*SUPPLIED RECORDS:*
....

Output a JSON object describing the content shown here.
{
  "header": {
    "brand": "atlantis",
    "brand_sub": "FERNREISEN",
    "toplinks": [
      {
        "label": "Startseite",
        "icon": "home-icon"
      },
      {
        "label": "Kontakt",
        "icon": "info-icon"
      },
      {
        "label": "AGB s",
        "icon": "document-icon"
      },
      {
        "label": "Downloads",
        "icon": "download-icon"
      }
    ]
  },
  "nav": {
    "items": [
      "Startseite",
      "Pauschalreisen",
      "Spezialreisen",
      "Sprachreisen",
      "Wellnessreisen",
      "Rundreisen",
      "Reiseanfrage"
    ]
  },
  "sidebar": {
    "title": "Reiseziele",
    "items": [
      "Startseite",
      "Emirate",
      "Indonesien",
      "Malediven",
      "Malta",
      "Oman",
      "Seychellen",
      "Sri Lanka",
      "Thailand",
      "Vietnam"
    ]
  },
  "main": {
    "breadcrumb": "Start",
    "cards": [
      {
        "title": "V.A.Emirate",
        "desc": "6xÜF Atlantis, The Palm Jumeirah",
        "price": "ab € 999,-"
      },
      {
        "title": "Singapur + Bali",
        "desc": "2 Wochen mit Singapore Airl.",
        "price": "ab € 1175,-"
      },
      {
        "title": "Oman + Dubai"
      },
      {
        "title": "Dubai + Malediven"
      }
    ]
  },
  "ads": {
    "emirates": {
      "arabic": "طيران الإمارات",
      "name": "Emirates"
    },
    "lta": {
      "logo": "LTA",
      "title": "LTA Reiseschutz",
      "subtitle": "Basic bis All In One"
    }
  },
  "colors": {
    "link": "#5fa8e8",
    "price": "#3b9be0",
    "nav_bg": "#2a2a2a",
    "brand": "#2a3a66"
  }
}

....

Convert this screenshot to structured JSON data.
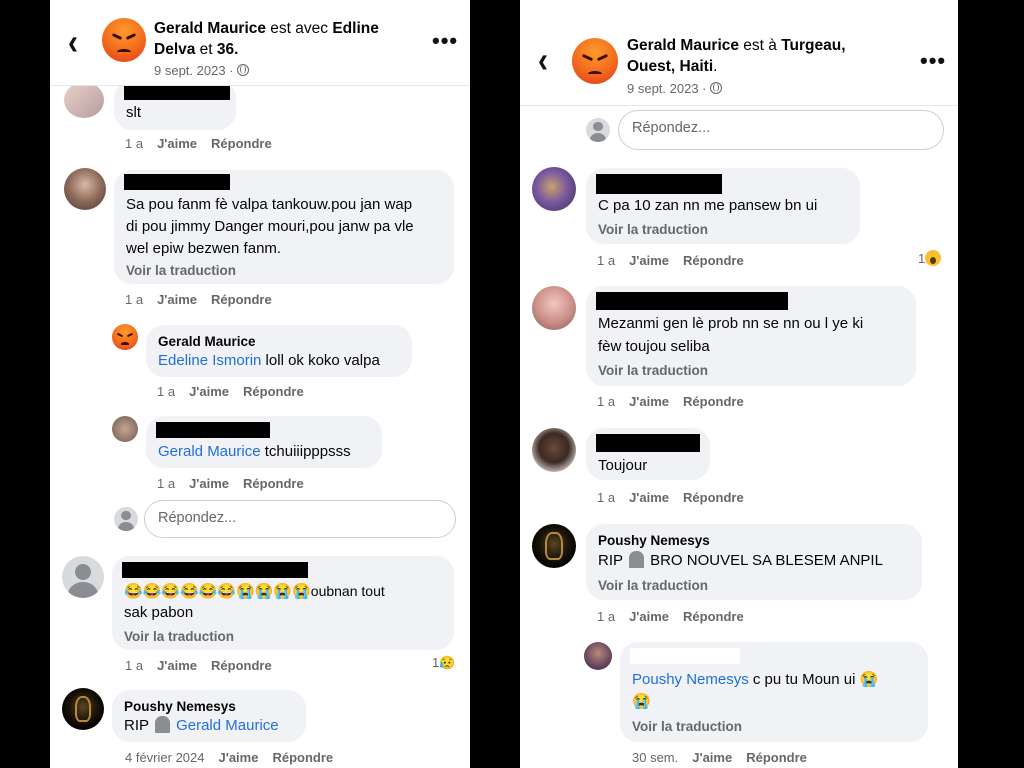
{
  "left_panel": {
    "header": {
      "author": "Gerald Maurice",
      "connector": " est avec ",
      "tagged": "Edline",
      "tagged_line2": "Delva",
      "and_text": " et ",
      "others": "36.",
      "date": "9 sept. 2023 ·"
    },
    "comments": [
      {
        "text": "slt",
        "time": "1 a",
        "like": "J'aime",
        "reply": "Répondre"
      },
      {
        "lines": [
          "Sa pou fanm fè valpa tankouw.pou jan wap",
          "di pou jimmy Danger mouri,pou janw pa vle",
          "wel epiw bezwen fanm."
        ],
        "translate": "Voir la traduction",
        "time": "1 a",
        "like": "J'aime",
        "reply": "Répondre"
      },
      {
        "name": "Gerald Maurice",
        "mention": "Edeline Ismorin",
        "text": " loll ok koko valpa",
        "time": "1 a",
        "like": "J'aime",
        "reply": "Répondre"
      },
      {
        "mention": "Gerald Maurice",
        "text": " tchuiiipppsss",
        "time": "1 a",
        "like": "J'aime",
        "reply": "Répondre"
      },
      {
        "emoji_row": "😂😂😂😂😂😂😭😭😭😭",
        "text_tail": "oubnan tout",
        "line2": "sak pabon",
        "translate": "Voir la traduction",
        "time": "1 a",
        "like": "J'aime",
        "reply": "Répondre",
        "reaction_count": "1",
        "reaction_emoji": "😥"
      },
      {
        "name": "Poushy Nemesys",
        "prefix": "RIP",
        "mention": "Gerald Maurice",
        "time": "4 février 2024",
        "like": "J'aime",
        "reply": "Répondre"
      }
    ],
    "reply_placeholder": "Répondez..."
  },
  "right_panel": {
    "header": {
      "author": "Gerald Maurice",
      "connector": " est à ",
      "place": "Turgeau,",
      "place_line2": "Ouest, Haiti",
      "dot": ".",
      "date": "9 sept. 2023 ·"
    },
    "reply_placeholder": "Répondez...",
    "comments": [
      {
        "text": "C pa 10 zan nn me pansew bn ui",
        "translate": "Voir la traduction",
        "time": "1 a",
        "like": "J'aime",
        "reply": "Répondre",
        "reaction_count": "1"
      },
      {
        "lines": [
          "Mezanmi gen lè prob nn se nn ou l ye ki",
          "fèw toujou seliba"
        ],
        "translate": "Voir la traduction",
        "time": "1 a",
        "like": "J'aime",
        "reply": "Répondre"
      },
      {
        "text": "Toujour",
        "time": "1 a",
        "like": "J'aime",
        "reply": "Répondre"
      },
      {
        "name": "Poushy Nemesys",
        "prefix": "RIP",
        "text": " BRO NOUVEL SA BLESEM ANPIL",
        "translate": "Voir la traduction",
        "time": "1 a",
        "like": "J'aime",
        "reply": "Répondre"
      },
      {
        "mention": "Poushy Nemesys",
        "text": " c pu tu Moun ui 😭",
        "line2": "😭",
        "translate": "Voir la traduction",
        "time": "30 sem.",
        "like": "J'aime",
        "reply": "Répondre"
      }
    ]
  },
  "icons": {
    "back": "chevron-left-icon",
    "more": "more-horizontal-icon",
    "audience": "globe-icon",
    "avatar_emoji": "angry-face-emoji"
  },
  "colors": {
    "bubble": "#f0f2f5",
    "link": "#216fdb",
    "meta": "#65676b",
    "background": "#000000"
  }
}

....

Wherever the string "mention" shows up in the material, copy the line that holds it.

        "mention": "Edeline Ismorin",
        "mention": "Gerald Maurice",
        "mention": "Gerald Maurice",
        "mention": "Poushy Nemesys",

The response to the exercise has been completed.